22 Jun 2020Submitted to Journal of Cardiac Surgery
22 Jun 2020Submission Checks Completed
22 Jun 2020Assigned to Editor
22 Jun 2020Reviewer(s) Assigned
25 Jun 2020Review(s) Completed, Editorial Evaluation Pending
25 Jun 2020Editorial Decision: Revise Minor
09 Jul 20201st Revision Received
20 Jul 2020Submission Checks Completed
20 Jul 2020Assigned to Editor
20 Jul 2020Reviewer(s) Assigned
22 Jul 2020Review(s) Completed, Editorial Evaluation Pending
22 Jul 2020Editorial Decision: Accept

Abstract
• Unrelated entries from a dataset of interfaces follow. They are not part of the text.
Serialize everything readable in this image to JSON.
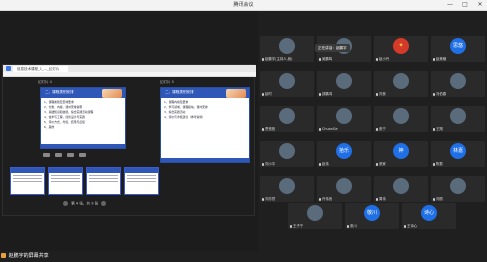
{
  "window": {
    "title": "腾讯会议",
    "min": "—",
    "max": "□",
    "close": "✕"
  },
  "share": {
    "tab_label": "信息技术课程_1_..._幻灯片",
    "slide_counter_left": "幻灯片 4",
    "slide_counter_right": "幻灯片 5",
    "page_text": "第 4 张，共 9 张",
    "slide_left": {
      "title": "二、课程类别安排",
      "lines": [
        "1、课程类别及安排要求",
        "2、分类、内容，课时安排说明",
        "3、基础知识和技能，综合实践活动课程",
        "4、技术与工程，创新设计与实践",
        "5、评价方式，考核，结果与反馈",
        "6、其他"
      ]
    },
    "slide_right": {
      "title": "二、课程类别安排",
      "lines": [
        "1、课程内容及要求",
        "2、学习领域，课程模块，课时安排",
        "3、综合实践活动",
        "4、评价与考核建议（参考资料）"
      ]
    },
    "sharing_label": "赵鹏宇的屏幕共享"
  },
  "tooltip": "正在讲话：赵鹏宇",
  "participants": [
    {
      "name": "赵鹏宇(主持人,我)",
      "avatar": "",
      "style": "photo"
    },
    {
      "name": "吴鹏鸣",
      "avatar": "",
      "style": "photo"
    },
    {
      "name": "赵小丹",
      "avatar": "",
      "style": "red"
    },
    {
      "name": "赵美娥",
      "avatar": "思悠",
      "style": "text"
    },
    {
      "name": "赵时",
      "avatar": "",
      "style": "photo"
    },
    {
      "name": "邵鹏鸿",
      "avatar": "",
      "style": "photo"
    },
    {
      "name": "刘良",
      "avatar": "",
      "style": "photo"
    },
    {
      "name": "冯伯春",
      "avatar": "",
      "style": "photo"
    },
    {
      "name": "贾悠悠",
      "avatar": "",
      "style": "photo"
    },
    {
      "name": "ChuanGe",
      "avatar": "",
      "style": "photo"
    },
    {
      "name": "张宁",
      "avatar": "",
      "style": "photo"
    },
    {
      "name": "王翔",
      "avatar": "",
      "style": "photo"
    },
    {
      "name": "刘小平",
      "avatar": "",
      "style": "photo"
    },
    {
      "name": "赵伟",
      "avatar": "拾乐",
      "style": "text"
    },
    {
      "name": "张家",
      "avatar": "神",
      "style": "text"
    },
    {
      "name": "陈振",
      "avatar": "林嘉",
      "style": "text"
    },
    {
      "name": "刘亦然",
      "avatar": "",
      "style": "photo"
    },
    {
      "name": "许伟良",
      "avatar": "",
      "style": "photo"
    },
    {
      "name": "周伟",
      "avatar": "",
      "style": "photo"
    },
    {
      "name": "刘丽",
      "avatar": "",
      "style": "photo"
    },
    {
      "name": "王子宁",
      "avatar": "",
      "style": "photo"
    },
    {
      "name": "张川",
      "avatar": "敬川",
      "style": "text"
    },
    {
      "name": "王诗心",
      "avatar": "诗心",
      "style": "text"
    }
  ]
}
Hypertrophic obstructive cardiomyopathy (HOCM) is one of the more common genetic disorders. The pathophysiology and natural history of the disease have been well studied. Left ventricular outflow tract (LVOT) obstruction and systolic anterior motion (SAM) of the anterior mitral leaflet can result in sudden cardiac death, progressive heart failure and arrythmias. Surgical septal myectomy for HOCM is the standard of care and is routinely performed through a median sternotomy. Septal myectomy has also been performed using the trans-atrial, trans-mitral approach either directly or with robotic assistance. In cases with severe LVOT obstruction in the setting of only mild to moderate proximal septal hypertrophy, intrinsic problems with the mitral valve contribute. Typically, these are hyper-mobile papillary muscles and or excessive height of the anterior mitral leaflet. Combining septal myectomy with reorientation of hyper-mobile anteriorly positioned papillary muscles has shown to prevent SAM and thereby additionally decrease the sub-valvular aortic outflow obstruction. Our extensive experience in both septal myectomy and robotic mitral valve repair has given us a different perspective in approaching the primary mitral regurgitation in HOCM patients where a combined septal myectomy, papillary muscle reorientation and complex mitral valve repair has been safely performed using the less invasive robotic-assisted approach. Our objective here is to discuss the technical aspects of the procedure.